Guest post by Hannah Mary McKinnon
As an author, I’ve had the pleasure of being invited as a guest to a number of book clubs, in person and online. Each time has been an absolute pleasure, and what struck me the most was the camaraderie amongst the members, so much so that I decided to start my own book club earlier this year.
Enter the COVID-19 pandemic and social distancing measures, which means in-person book club meetings must be postponed, and it might seem crazy to even think of starting a new club. Except we need human connections and something to look forward to more than ever right now, and a virtual book club could add to the comfort we so desperately need. The solution? A virtual book club. Here are some tips to get you started:
- Find members
You can’t have a book club without members but where to find them? I posted in a local Facebook mom’s group and was immediately inundated with replies. Expecting a handful of participants, I couldn’t believe it when over 60 women indicated their interest. That number settled at 17 members after people couldn’t make it because of family and/or scheduling conflicts. 17 is quite a large number for a virtual book club, and I’d suggest having around 10 members so it’s easier to chat with one another online.
- Have an introductory meeting online
Make it a “meet-and-greet” where you introduce yourselves, chat about the genre of books you enjoy (or don’t care for), and talk about the structure of the group. To do this, use a videoconferencing tool such as Zoom. A “pro” subscription for up to 100 participants per meeting costs $20/month, but maybe one of your members has already signed up, and they can set the meetings up and share the link with the members. Participants can mute their mic when not talking to minimize background noise.
- Figure out how to pick books
In my book club, we decided to have five rotating selections: Book Club Picks, Suspense/Thriller, Women’s Fiction, Historical Fiction and “Wild Card” where anything goes. We plan the books two months ahead, members make suggestions on which we vote afterwards, so people have the chance to look up the books first. Having themes means we read a variety of genres, and don’t have the same one multiple months in a row. Alternatively you could have the host pick the book for the next (online) gathering, or go in alphabetical order instead. Maybe you pluck books out of a (virtual) hat. There are many different ways that allow each member to give input.
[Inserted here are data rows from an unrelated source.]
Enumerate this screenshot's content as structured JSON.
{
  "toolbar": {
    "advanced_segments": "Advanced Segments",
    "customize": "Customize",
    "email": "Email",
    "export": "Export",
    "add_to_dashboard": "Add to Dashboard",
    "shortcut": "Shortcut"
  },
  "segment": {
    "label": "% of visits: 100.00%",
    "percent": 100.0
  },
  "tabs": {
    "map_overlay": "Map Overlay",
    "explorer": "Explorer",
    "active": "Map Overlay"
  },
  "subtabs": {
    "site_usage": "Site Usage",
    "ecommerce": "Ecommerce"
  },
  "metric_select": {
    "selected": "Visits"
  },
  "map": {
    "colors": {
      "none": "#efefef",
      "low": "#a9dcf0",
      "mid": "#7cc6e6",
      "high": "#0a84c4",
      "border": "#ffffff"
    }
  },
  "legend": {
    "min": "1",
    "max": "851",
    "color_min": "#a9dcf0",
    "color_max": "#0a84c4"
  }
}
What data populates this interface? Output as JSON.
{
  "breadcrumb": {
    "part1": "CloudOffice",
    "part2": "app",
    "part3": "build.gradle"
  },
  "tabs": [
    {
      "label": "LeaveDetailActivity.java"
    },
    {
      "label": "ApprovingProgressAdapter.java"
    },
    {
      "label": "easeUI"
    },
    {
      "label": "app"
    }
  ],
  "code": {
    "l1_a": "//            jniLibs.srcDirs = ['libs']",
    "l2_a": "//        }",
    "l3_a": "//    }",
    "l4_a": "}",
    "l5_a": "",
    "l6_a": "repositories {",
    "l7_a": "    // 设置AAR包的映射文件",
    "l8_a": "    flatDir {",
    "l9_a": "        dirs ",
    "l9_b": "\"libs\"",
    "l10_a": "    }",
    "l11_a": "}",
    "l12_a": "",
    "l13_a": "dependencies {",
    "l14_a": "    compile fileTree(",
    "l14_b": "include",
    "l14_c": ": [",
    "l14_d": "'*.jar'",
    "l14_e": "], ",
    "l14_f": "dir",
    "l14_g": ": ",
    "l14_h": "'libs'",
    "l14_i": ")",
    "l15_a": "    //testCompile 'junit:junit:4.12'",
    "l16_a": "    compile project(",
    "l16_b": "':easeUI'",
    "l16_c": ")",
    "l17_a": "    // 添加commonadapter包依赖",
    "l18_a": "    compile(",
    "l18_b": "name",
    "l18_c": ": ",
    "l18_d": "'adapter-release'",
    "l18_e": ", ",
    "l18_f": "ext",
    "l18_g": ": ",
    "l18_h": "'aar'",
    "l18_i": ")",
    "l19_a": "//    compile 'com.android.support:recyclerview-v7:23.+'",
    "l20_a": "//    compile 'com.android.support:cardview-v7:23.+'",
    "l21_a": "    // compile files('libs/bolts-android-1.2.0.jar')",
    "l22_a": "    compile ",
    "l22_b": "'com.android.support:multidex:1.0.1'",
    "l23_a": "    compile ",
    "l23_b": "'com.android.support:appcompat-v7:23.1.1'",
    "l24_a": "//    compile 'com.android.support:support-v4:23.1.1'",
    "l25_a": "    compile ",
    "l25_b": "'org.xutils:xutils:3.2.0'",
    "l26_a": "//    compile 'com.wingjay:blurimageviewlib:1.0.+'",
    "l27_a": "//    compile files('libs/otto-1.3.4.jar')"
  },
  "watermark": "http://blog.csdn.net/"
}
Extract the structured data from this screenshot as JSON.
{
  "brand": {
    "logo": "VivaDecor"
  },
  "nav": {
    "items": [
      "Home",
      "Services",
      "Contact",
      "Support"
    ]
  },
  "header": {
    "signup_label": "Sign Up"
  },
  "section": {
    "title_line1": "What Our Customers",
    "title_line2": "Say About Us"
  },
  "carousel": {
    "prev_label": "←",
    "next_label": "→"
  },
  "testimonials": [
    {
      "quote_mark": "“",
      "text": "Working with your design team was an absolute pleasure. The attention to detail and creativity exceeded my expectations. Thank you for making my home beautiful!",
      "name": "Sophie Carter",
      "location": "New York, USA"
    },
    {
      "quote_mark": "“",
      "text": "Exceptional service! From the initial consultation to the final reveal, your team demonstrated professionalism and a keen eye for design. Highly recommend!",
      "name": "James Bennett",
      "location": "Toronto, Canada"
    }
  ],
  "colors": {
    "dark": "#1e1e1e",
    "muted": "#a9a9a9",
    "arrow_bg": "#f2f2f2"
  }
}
- Create a Facebook Group
While I initially managed all communication via email, it was much easier to shift everything to a Facebook group. The group is hidden, meaning only members have access, and I scheduled all our events for the rest of the year. The group is also an easy place to share information about upcoming reads, where to find books, and to create the monthly book pick polls on which members can vote. information about upcoming reads, where to find books, and to create the monthly book pick polls on which members can vote.
- Invite authors
Admittedly, this is easier to do when you’re an author yourself and you’ve made connections with other writers, but you might be surprised by how many authors love to be a guest at a book club. The wonders of technology mean you can beam them straight into your chosen location, again by using Zoom. Whether they charge for their time depends on the author, but regardless, sharing photos and reviews of their novels on social media will no doubt be greatly appreciated. Still unsure about inviting an author? The Authors’ Book Club provides a list of Canadian writers who are happy to join your meeting—all you need to do is ask.
Creating a book club has been a wonderful experience and an excellent way to find like-minded friends with whom I can share my love of books. We’re living through an unprecedented crisis, and many of us in isolation, feeling disconnected from the world. A virtual book club might be another way for you to make new online connections, and have a ready-made new set of friends you can meet IRL once the pandemic is over.
Hannah Mary McKinnon was born in the U.K., grew up in Switzerland and moved to Canada in 2010. After a successful career in recruitment, she quit the corporate world in favor of writing. Sister Dear is Hannah Mary’s fourth novel. She lives in Oakville, ON, with her husband and three sons.